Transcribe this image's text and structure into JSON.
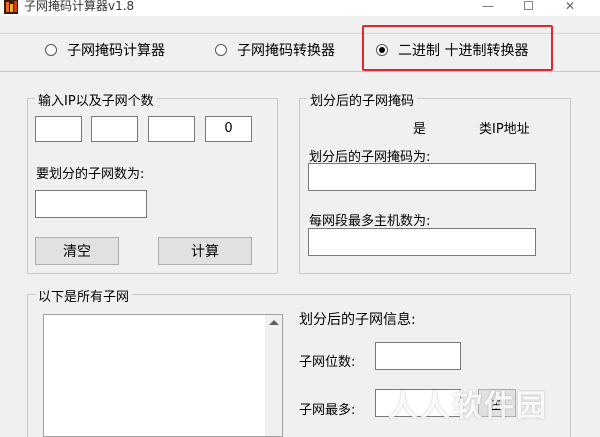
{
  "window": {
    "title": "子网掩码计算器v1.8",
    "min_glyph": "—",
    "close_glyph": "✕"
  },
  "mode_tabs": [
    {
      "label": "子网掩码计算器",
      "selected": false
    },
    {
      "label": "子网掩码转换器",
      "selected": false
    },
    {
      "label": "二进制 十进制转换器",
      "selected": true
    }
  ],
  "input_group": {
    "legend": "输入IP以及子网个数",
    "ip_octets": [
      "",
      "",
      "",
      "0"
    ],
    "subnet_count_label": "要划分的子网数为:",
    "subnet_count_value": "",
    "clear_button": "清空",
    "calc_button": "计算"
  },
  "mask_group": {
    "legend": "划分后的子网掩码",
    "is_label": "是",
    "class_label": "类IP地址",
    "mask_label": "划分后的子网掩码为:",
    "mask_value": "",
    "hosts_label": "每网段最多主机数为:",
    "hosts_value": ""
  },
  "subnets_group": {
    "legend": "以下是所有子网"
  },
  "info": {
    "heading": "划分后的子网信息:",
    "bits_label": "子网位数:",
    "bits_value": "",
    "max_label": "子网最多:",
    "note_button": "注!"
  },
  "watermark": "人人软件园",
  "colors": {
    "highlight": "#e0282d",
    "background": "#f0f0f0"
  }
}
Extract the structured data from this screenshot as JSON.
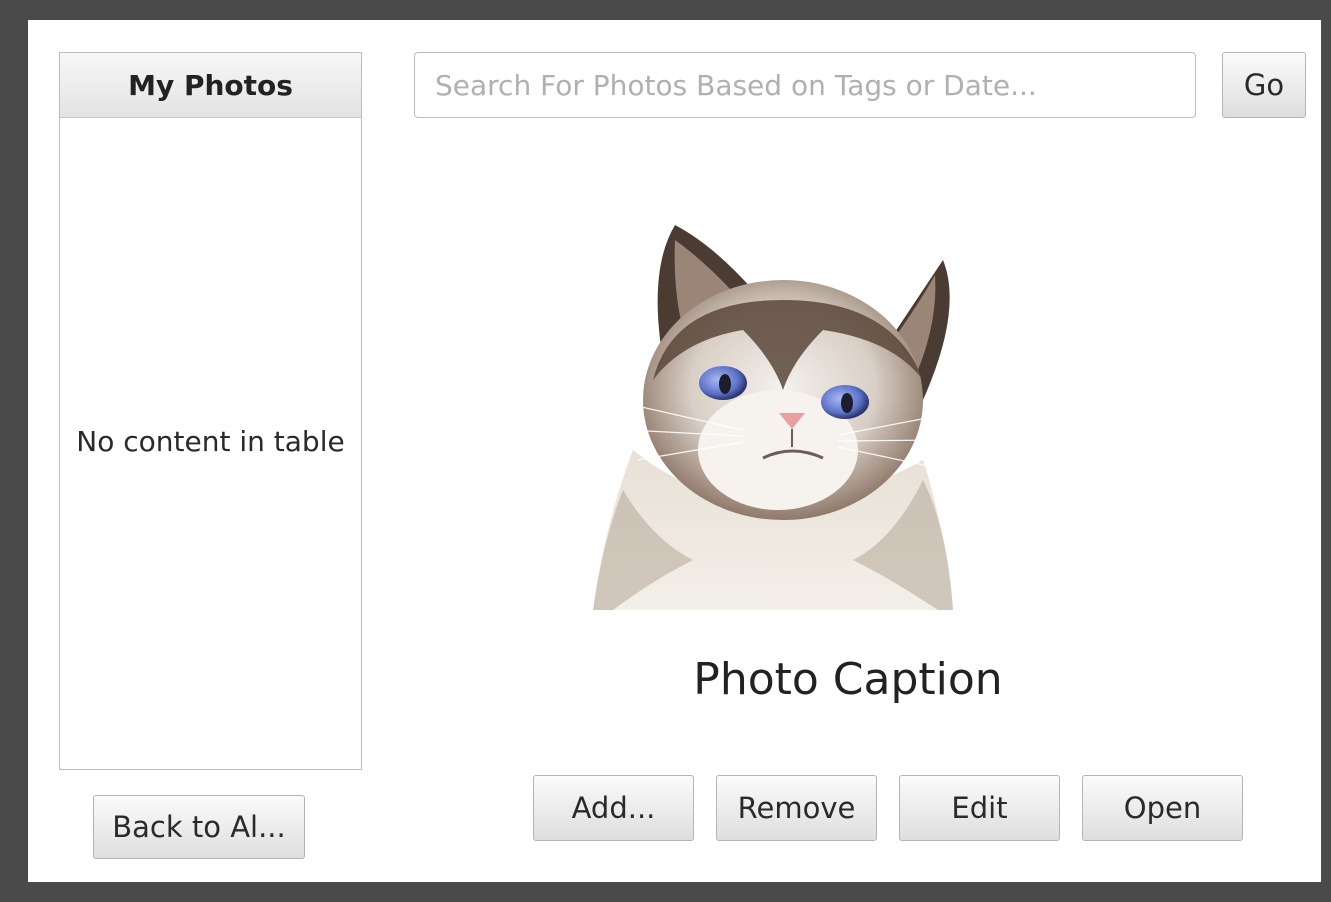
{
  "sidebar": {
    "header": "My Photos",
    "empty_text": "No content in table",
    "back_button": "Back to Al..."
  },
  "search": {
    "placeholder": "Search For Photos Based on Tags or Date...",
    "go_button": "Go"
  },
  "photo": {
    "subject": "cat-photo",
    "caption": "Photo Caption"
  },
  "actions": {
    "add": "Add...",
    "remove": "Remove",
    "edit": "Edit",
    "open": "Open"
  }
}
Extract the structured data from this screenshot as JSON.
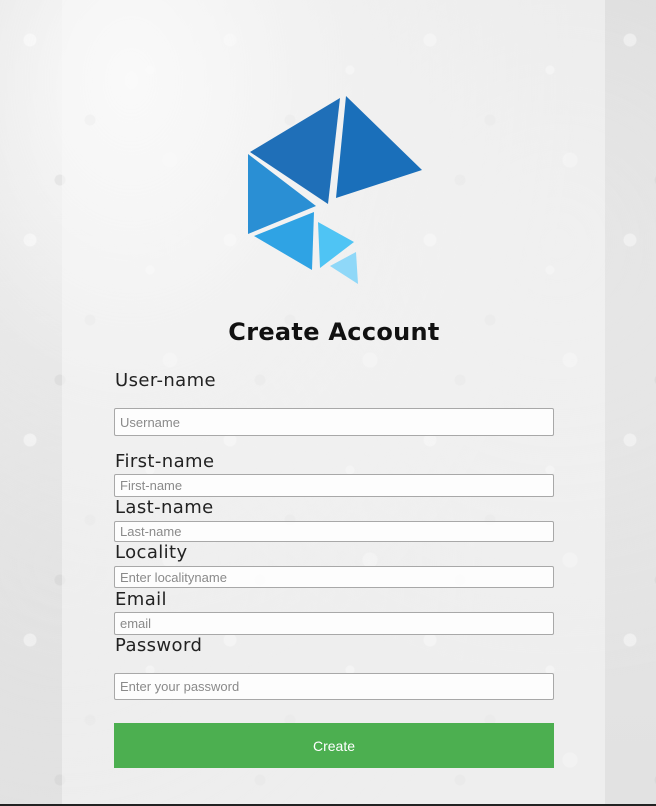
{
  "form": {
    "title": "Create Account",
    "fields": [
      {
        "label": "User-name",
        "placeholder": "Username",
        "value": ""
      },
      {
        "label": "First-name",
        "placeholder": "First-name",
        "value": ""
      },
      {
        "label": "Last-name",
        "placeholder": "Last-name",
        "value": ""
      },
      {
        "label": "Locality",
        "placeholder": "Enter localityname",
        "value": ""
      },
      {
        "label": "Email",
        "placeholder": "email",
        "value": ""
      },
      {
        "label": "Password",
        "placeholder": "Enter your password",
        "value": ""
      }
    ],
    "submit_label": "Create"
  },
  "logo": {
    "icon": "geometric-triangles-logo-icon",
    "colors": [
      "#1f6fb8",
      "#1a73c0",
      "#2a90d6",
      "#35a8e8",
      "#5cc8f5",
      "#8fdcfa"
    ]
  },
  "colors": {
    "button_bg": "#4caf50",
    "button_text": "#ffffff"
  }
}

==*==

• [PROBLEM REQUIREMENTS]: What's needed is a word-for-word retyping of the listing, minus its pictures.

• [WRITTEN SOLUTION]:
Transcribe this image's text and structure into JSON.
{
  "window": {
    "title": "子网掩码计算器v1.8",
    "min_glyph": "—",
    "close_glyph": "✕"
  },
  "mode_tabs": [
    {
      "label": "子网掩码计算器",
      "selected": false
    },
    {
      "label": "子网掩码转换器",
      "selected": false
    },
    {
      "label": "二进制 十进制转换器",
      "selected": true
    }
  ],
  "input_group": {
    "legend": "输入IP以及子网个数",
    "ip_octets": [
      "",
      "",
      "",
      "0"
    ],
    "subnet_count_label": "要划分的子网数为:",
    "subnet_count_value": "",
    "clear_button": "清空",
    "calc_button": "计算"
  },
  "mask_group": {
    "legend": "划分后的子网掩码",
    "is_label": "是",
    "class_label": "类IP地址",
    "mask_label": "划分后的子网掩码为:",
    "mask_value": "",
    "hosts_label": "每网段最多主机数为:",
    "hosts_value": ""
  },
  "subnets_group": {
    "legend": "以下是所有子网"
  },
  "info": {
    "heading": "划分后的子网信息:",
    "bits_label": "子网位数:",
    "bits_value": "",
    "max_label": "子网最多:",
    "note_button": "注!"
  },
  "watermark": "人人软件园",
  "colors": {
    "highlight": "#e0282d",
    "background": "#f0f0f0"
  }
}
Extract the structured data from this screenshot as JSON.
{
  "sidebar": {
    "header": "My Photos",
    "empty_text": "No content in table",
    "back_button": "Back to Al..."
  },
  "search": {
    "placeholder": "Search For Photos Based on Tags or Date...",
    "go_button": "Go"
  },
  "photo": {
    "subject": "cat-photo",
    "caption": "Photo Caption"
  },
  "actions": {
    "add": "Add...",
    "remove": "Remove",
    "edit": "Edit",
    "open": "Open"
  }
}
Extract the structured data from this screenshot as JSON.
{
  "form": {
    "title": "Create Account",
    "fields": [
      {
        "label": "User-name",
        "placeholder": "Username",
        "value": ""
      },
      {
        "label": "First-name",
        "placeholder": "First-name",
        "value": ""
      },
      {
        "label": "Last-name",
        "placeholder": "Last-name",
        "value": ""
      },
      {
        "label": "Locality",
        "placeholder": "Enter localityname",
        "value": ""
      },
      {
        "label": "Email",
        "placeholder": "email",
        "value": ""
      },
      {
        "label": "Password",
        "placeholder": "Enter your password",
        "value": ""
      }
    ],
    "submit_label": "Create"
  },
  "logo": {
    "icon": "geometric-triangles-logo-icon",
    "colors": [
      "#1f6fb8",
      "#1a73c0",
      "#2a90d6",
      "#35a8e8",
      "#5cc8f5",
      "#8fdcfa"
    ]
  },
  "colors": {
    "button_bg": "#4caf50",
    "button_text": "#ffffff"
  }
}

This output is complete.